* **What you should do**: Would you please copy out each entry exactly?

* **Records for the exercise**:
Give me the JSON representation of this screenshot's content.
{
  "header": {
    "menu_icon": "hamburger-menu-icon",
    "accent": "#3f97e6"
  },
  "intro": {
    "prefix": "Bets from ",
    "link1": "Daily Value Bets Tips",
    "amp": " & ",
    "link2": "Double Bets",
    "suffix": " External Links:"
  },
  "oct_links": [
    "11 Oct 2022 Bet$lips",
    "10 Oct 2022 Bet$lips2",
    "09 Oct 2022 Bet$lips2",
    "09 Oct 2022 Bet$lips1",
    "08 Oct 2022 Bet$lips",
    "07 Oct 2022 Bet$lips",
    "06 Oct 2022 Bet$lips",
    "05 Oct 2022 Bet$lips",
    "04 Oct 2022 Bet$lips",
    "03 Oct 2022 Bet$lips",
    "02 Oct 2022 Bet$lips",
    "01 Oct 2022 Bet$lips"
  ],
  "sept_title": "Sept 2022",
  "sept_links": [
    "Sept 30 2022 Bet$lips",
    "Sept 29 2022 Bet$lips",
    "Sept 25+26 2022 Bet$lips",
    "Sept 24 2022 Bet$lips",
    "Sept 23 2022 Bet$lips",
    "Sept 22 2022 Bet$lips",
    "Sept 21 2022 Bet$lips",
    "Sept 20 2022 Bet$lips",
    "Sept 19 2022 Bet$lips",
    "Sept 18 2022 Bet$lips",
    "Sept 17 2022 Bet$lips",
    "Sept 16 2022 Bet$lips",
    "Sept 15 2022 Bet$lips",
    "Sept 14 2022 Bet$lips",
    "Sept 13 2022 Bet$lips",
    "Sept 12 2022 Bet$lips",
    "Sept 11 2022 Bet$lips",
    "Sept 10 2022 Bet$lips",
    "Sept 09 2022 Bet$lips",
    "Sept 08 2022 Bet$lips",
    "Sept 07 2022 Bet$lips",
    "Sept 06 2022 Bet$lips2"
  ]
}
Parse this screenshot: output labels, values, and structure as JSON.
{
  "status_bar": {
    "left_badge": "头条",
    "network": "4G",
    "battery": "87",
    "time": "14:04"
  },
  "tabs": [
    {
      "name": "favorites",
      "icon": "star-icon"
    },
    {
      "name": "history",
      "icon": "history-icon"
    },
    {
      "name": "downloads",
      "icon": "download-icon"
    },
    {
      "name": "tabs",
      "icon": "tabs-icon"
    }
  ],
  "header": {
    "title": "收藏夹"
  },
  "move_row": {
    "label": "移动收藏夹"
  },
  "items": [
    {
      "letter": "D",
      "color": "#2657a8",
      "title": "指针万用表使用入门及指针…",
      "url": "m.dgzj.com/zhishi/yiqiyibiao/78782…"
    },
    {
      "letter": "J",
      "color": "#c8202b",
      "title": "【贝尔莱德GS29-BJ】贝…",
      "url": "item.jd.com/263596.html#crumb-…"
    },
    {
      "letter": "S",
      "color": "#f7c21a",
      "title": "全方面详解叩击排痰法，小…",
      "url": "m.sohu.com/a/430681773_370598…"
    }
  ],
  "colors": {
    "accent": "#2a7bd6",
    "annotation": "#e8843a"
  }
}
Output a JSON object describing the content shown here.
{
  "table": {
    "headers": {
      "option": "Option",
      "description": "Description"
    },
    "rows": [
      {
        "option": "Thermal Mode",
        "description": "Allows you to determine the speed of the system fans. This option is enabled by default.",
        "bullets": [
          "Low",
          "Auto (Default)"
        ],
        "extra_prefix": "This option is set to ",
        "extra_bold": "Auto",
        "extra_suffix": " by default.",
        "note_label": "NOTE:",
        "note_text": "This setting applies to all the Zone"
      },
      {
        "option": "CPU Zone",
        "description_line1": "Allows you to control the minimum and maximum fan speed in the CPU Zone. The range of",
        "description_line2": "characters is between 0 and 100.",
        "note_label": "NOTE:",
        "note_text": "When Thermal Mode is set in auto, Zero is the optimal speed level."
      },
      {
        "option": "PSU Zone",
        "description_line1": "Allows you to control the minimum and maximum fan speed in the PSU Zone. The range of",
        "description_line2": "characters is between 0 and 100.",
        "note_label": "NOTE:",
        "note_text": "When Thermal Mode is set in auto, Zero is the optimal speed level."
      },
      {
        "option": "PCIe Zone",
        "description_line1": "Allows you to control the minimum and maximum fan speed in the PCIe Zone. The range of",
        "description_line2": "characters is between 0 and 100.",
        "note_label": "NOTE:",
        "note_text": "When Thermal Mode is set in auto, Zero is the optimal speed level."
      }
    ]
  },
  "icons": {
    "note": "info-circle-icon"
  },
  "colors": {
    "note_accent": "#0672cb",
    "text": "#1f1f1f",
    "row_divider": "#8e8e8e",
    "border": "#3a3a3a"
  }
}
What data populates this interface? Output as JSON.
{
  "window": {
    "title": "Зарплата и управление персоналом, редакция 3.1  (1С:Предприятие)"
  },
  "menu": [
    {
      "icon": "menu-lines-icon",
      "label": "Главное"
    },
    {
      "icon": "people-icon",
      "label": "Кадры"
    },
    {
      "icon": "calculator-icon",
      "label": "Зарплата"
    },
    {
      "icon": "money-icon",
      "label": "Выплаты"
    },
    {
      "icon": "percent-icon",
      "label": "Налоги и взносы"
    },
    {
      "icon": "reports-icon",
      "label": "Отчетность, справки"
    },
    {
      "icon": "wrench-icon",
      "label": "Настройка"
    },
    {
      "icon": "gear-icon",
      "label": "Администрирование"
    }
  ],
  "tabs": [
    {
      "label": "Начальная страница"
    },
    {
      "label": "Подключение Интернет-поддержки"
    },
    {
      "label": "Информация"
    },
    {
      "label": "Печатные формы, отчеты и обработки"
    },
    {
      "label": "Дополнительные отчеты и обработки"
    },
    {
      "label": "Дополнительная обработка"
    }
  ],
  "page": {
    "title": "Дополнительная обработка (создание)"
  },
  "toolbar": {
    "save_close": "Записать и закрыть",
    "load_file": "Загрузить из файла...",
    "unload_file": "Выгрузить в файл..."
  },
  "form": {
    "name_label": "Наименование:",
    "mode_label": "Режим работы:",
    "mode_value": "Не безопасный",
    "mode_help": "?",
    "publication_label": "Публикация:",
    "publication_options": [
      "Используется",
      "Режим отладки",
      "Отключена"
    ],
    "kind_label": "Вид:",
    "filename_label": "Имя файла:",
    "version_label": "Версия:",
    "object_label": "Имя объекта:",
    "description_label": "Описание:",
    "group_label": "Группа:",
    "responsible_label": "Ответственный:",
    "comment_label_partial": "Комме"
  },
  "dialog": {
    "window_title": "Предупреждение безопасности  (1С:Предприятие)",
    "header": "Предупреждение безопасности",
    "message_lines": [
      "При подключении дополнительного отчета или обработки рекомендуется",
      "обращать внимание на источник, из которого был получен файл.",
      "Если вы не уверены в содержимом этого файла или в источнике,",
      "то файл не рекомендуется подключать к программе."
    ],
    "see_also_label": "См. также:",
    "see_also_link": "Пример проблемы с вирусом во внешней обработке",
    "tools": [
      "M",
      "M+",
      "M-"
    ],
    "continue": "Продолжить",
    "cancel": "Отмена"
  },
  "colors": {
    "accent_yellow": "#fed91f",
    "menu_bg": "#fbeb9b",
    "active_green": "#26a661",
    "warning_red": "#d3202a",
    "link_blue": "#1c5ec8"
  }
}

* **Response to this task**:
Give me the JSON representation of this screenshot's content.
{
  "header": {
    "menu_icon": "hamburger-menu-icon",
    "accent": "#3f97e6"
  },
  "intro": {
    "prefix": "Bets from ",
    "link1": "Daily Value Bets Tips",
    "amp": " & ",
    "link2": "Double Bets",
    "suffix": " External Links:"
  },
  "oct_links": [
    "11 Oct 2022 Bet$lips",
    "10 Oct 2022 Bet$lips2",
    "09 Oct 2022 Bet$lips2",
    "09 Oct 2022 Bet$lips1",
    "08 Oct 2022 Bet$lips",
    "07 Oct 2022 Bet$lips",
    "06 Oct 2022 Bet$lips",
    "05 Oct 2022 Bet$lips",
    "04 Oct 2022 Bet$lips",
    "03 Oct 2022 Bet$lips",
    "02 Oct 2022 Bet$lips",
    "01 Oct 2022 Bet$lips"
  ],
  "sept_title": "Sept 2022",
  "sept_links": [
    "Sept 30 2022 Bet$lips",
    "Sept 29 2022 Bet$lips",
    "Sept 25+26 2022 Bet$lips",
    "Sept 24 2022 Bet$lips",
    "Sept 23 2022 Bet$lips",
    "Sept 22 2022 Bet$lips",
    "Sept 21 2022 Bet$lips",
    "Sept 20 2022 Bet$lips",
    "Sept 19 2022 Bet$lips",
    "Sept 18 2022 Bet$lips",
    "Sept 17 2022 Bet$lips",
    "Sept 16 2022 Bet$lips",
    "Sept 15 2022 Bet$lips",
    "Sept 14 2022 Bet$lips",
    "Sept 13 2022 Bet$lips",
    "Sept 12 2022 Bet$lips",
    "Sept 11 2022 Bet$lips",
    "Sept 10 2022 Bet$lips",
    "Sept 09 2022 Bet$lips",
    "Sept 08 2022 Bet$lips",
    "Sept 07 2022 Bet$lips",
    "Sept 06 2022 Bet$lips2"
  ]
}
Parse this screenshot: output labels, values, and structure as JSON.
{
  "status_bar": {
    "left_badge": "头条",
    "network": "4G",
    "battery": "87",
    "time": "14:04"
  },
  "tabs": [
    {
      "name": "favorites",
      "icon": "star-icon"
    },
    {
      "name": "history",
      "icon": "history-icon"
    },
    {
      "name": "downloads",
      "icon": "download-icon"
    },
    {
      "name": "tabs",
      "icon": "tabs-icon"
    }
  ],
  "header": {
    "title": "收藏夹"
  },
  "move_row": {
    "label": "移动收藏夹"
  },
  "items": [
    {
      "letter": "D",
      "color": "#2657a8",
      "title": "指针万用表使用入门及指针…",
      "url": "m.dgzj.com/zhishi/yiqiyibiao/78782…"
    },
    {
      "letter": "J",
      "color": "#c8202b",
      "title": "【贝尔莱德GS29-BJ】贝…",
      "url": "item.jd.com/263596.html#crumb-…"
    },
    {
      "letter": "S",
      "color": "#f7c21a",
      "title": "全方面详解叩击排痰法，小…",
      "url": "m.sohu.com/a/430681773_370598…"
    }
  ],
  "colors": {
    "accent": "#2a7bd6",
    "annotation": "#e8843a"
  }
}
Output a JSON object describing the content shown here.
{
  "table": {
    "headers": {
      "option": "Option",
      "description": "Description"
    },
    "rows": [
      {
        "option": "Thermal Mode",
        "description": "Allows you to determine the speed of the system fans. This option is enabled by default.",
        "bullets": [
          "Low",
          "Auto (Default)"
        ],
        "extra_prefix": "This option is set to ",
        "extra_bold": "Auto",
        "extra_suffix": " by default.",
        "note_label": "NOTE:",
        "note_text": "This setting applies to all the Zone"
      },
      {
        "option": "CPU Zone",
        "description_line1": "Allows you to control the minimum and maximum fan speed in the CPU Zone. The range of",
        "description_line2": "characters is between 0 and 100.",
        "note_label": "NOTE:",
        "note_text": "When Thermal Mode is set in auto, Zero is the optimal speed level."
      },
      {
        "option": "PSU Zone",
        "description_line1": "Allows you to control the minimum and maximum fan speed in the PSU Zone. The range of",
        "description_line2": "characters is between 0 and 100.",
        "note_label": "NOTE:",
        "note_text": "When Thermal Mode is set in auto, Zero is the optimal speed level."
      },
      {
        "option": "PCIe Zone",
        "description_line1": "Allows you to control the minimum and maximum fan speed in the PCIe Zone. The range of",
        "description_line2": "characters is between 0 and 100.",
        "note_label": "NOTE:",
        "note_text": "When Thermal Mode is set in auto, Zero is the optimal speed level."
      }
    ]
  },
  "icons": {
    "note": "info-circle-icon"
  },
  "colors": {
    "note_accent": "#0672cb",
    "text": "#1f1f1f",
    "row_divider": "#8e8e8e",
    "border": "#3a3a3a"
  }
}
What data populates this interface? Output as JSON.
{
  "window": {
    "title": "Зарплата и управление персоналом, редакция 3.1  (1С:Предприятие)"
  },
  "menu": [
    {
      "icon": "menu-lines-icon",
      "label": "Главное"
    },
    {
      "icon": "people-icon",
      "label": "Кадры"
    },
    {
      "icon": "calculator-icon",
      "label": "Зарплата"
    },
    {
      "icon": "money-icon",
      "label": "Выплаты"
    },
    {
      "icon": "percent-icon",
      "label": "Налоги и взносы"
    },
    {
      "icon": "reports-icon",
      "label": "Отчетность, справки"
    },
    {
      "icon": "wrench-icon",
      "label": "Настройка"
    },
    {
      "icon": "gear-icon",
      "label": "Администрирование"
    }
  ],
  "tabs": [
    {
      "label": "Начальная страница"
    },
    {
      "label": "Подключение Интернет-поддержки"
    },
    {
      "label": "Информация"
    },
    {
      "label": "Печатные формы, отчеты и обработки"
    },
    {
      "label": "Дополнительные отчеты и обработки"
    },
    {
      "label": "Дополнительная обработка"
    }
  ],
  "page": {
    "title": "Дополнительная обработка (создание)"
  },
  "toolbar": {
    "save_close": "Записать и закрыть",
    "load_file": "Загрузить из файла...",
    "unload_file": "Выгрузить в файл..."
  },
  "form": {
    "name_label": "Наименование:",
    "mode_label": "Режим работы:",
    "mode_value": "Не безопасный",
    "mode_help": "?",
    "publication_label": "Публикация:",
    "publication_options": [
      "Используется",
      "Режим отладки",
      "Отключена"
    ],
    "kind_label": "Вид:",
    "filename_label": "Имя файла:",
    "version_label": "Версия:",
    "object_label": "Имя объекта:",
    "description_label": "Описание:",
    "group_label": "Группа:",
    "responsible_label": "Ответственный:",
    "comment_label_partial": "Комме"
  },
  "dialog": {
    "window_title": "Предупреждение безопасности  (1С:Предприятие)",
    "header": "Предупреждение безопасности",
    "message_lines": [
      "При подключении дополнительного отчета или обработки рекомендуется",
      "обращать внимание на источник, из которого был получен файл.",
      "Если вы не уверены в содержимом этого файла или в источнике,",
      "то файл не рекомендуется подключать к программе."
    ],
    "see_also_label": "См. также:",
    "see_also_link": "Пример проблемы с вирусом во внешней обработке",
    "tools": [
      "M",
      "M+",
      "M-"
    ],
    "continue": "Продолжить",
    "cancel": "Отмена"
  },
  "colors": {
    "accent_yellow": "#fed91f",
    "menu_bg": "#fbeb9b",
    "active_green": "#26a661",
    "warning_red": "#d3202a",
    "link_blue": "#1c5ec8"
  }
}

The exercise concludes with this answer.